The OBR’s horrid forecasts of an output implosion and soaring unemployment will do nothing to quell Tory resistance to tougher Covid tiers.
Posts Tagged: James Frayne
David Skelton: It was working class voters who delivered this majority – and Johnson must not abandon them now
The second of a ConHome series this week on the Prime Minister’s Reset Moment – and what should follow from it.
Why the obsessive focus on new tax rises when we need proper spending control – in the form of a real zero-based review?
The Treasury should hold one as the year rolls on, along the lines of that undertaken by Canada’s government during the 1990s.
James Frayne: Public support for the Government appears to have dropped – but not when it comes to individual policies
People strongly back it banning separate households meeting indoors where infection rates have risen, among other moves.
His, Williamson’s and Johnson’s intent to rebalance higher and further education reflects their Red Wall-focused vision – but will it happen?
In that sense, his speech could easily have been given by a much more fitting figure for the Ditchley Foundation: Tony Blair.
What will Conservative MPs make of the Prime Minister’s new plan – not just this morning, but during the coming weeks?
The ’22 Executive has been pushing for a faster end to lockdown, and many Tory MPs agree. But they’re more likely to follow public opinion than lead it.
Why Johnson feels he can ignore his right-wing critics. And how he is backed by a dog that isn’t barking: Conservative MPs.
The political logic of the Prime Minister’s choice is solid enough. But we’re past the stage where his Sunday statement can simply be taken on trust.
How prepared are we for strict social distancing for the forseeable future, compulsory masks, closed leisure facilities – and a semi-functioning economy?
We don’t expect the shutdown to last in full until summer.
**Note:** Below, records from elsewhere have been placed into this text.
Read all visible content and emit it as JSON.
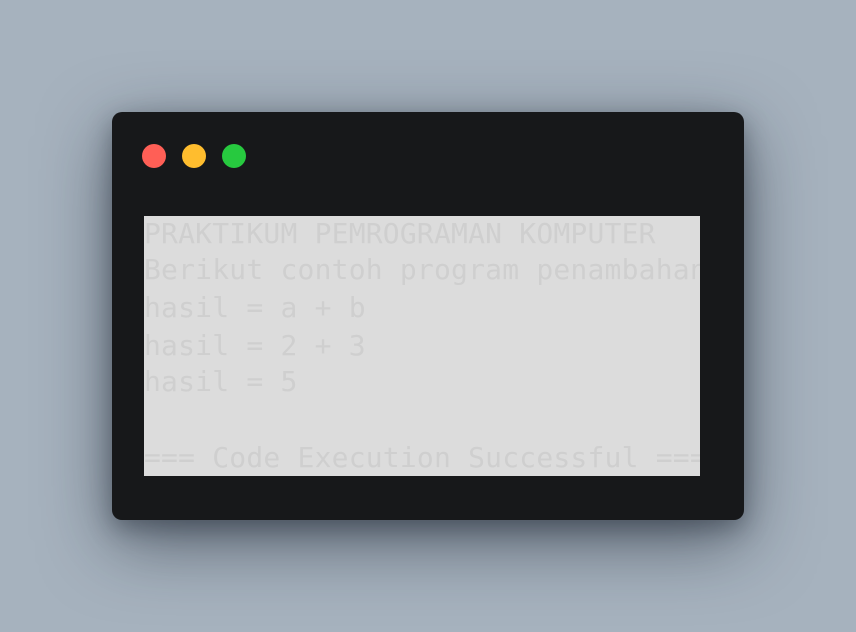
{
  "window": {
    "controls": [
      "close-icon",
      "minimize-icon",
      "maximize-icon"
    ]
  },
  "console": {
    "lines": [
      "PRAKTIKUM PEMROGRAMAN KOMPUTER",
      "Berikut contoh program penambahan",
      "hasil = a + b",
      "hasil = 2 + 3",
      "hasil = 5"
    ],
    "status": "=== Code Execution Successful ==="
  },
  "colors": {
    "background": "#a6b2be",
    "window": "#17181a",
    "output_bg": "#dcdcdc",
    "text": "#cfcfcf",
    "close": "#ff5f56",
    "minimize": "#ffbd2e",
    "maximize": "#27c93f"
  }
}
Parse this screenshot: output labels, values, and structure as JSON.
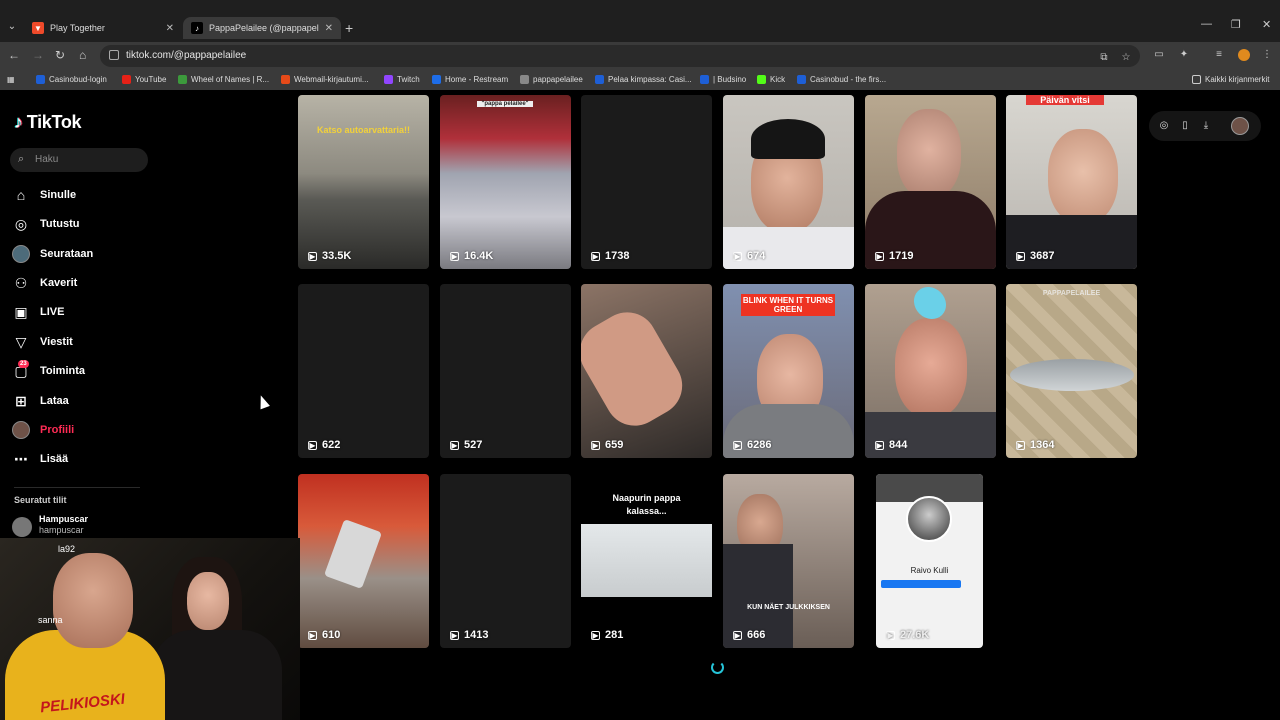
{
  "browser": {
    "tabs": [
      {
        "title": "Play Together",
        "active": false
      },
      {
        "title": "PappaPelailee (@pappapelailee)",
        "active": true
      }
    ],
    "url": "tiktok.com/@pappapelailee",
    "bookmarks": [
      {
        "label": "Casinobud-login",
        "color": "#1e5fd6"
      },
      {
        "label": "YouTube",
        "color": "#e62117"
      },
      {
        "label": "Wheel of Names | R...",
        "color": "#3c9a3c"
      },
      {
        "label": "Webmail-kirjautumi...",
        "color": "#e64a19"
      },
      {
        "label": "Twitch",
        "color": "#9146ff"
      },
      {
        "label": "Home - Restream",
        "color": "#1e6de8"
      },
      {
        "label": "pappapelailee",
        "color": "#888888"
      },
      {
        "label": "Pelaa kimpassa: Casi...",
        "color": "#1e5fd6"
      },
      {
        "label": "| Budsino",
        "color": "#1e5fd6"
      },
      {
        "label": "Kick",
        "color": "#53fc18"
      },
      {
        "label": "Casinobud - the firs...",
        "color": "#1e5fd6"
      }
    ],
    "bookmarks_all": "Kaikki kirjanmerkit"
  },
  "tiktok": {
    "logo": "TikTok",
    "search_placeholder": "Haku",
    "nav": [
      {
        "label": "Sinulle",
        "icon": "home-icon",
        "active": false
      },
      {
        "label": "Tutustu",
        "icon": "compass-icon",
        "active": false
      },
      {
        "label": "Seurataan",
        "icon": "avatar-icon",
        "active": false
      },
      {
        "label": "Kaverit",
        "icon": "friends-icon",
        "active": false
      },
      {
        "label": "LIVE",
        "icon": "live-icon",
        "active": false
      },
      {
        "label": "Viestit",
        "icon": "messages-icon",
        "active": false
      },
      {
        "label": "Toiminta",
        "icon": "activity-icon",
        "active": false,
        "badge": "23"
      },
      {
        "label": "Lataa",
        "icon": "upload-icon",
        "active": false
      },
      {
        "label": "Profiili",
        "icon": "profile-avatar-icon",
        "active": true
      },
      {
        "label": "Lisää",
        "icon": "more-icon",
        "active": false
      }
    ],
    "following_title": "Seuratut tilit",
    "following": [
      {
        "name": "Hampuscar",
        "handle": "hampuscar"
      }
    ],
    "partial_texts": [
      "la92",
      "sanna"
    ],
    "webcam_shirt_text": "PELIKIOSKI",
    "videos": [
      {
        "views": "33.5K",
        "caption": "Katso autoarvattaria!!"
      },
      {
        "views": "16.4K",
        "caption": "\"pappa pelailee\""
      },
      {
        "views": "1738"
      },
      {
        "views": "674"
      },
      {
        "views": "1719"
      },
      {
        "views": "3687",
        "caption": "Päivän vitsi"
      },
      {
        "views": "622"
      },
      {
        "views": "527"
      },
      {
        "views": "659"
      },
      {
        "views": "6286",
        "caption": "BLINK WHEN IT TURNS GREEN"
      },
      {
        "views": "844"
      },
      {
        "views": "1364",
        "caption": "PAPPAPELAILEE"
      },
      {
        "views": "610"
      },
      {
        "views": "1413"
      },
      {
        "views": "281",
        "caption": "Naapurin pappa kalassa..."
      },
      {
        "views": "666",
        "caption": "KUN NÄET JULKKIKSEN"
      },
      {
        "views": "27.6K",
        "caption": "Raivo Kulli"
      }
    ]
  }
}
But if it did, Britain might well be moving towards Universal Credit as a basic income.
The second piece in our mini-series on the road to Brexit explores the challenges which the anti-EU movement overcame to survive and then thrive.
All played a part in forming the new Tory appeal that has made major inroads into the working class, Wales and provinical England.
There are a mass of these voters in the Red Wall seats that collapsed last week, but no party has yet made a convincing policy offer to them.
The scale of the challenge is vast, but ultimately it’s a “good problem” to have.
Rachel Wolf: I co-wrote this Conservative manifesto. And so can say that its focus was on neither the rich nor the poor.
To view Britain in such a way is to see a useless picture of the nation. Most people are Just About Managing. And they are our new voters.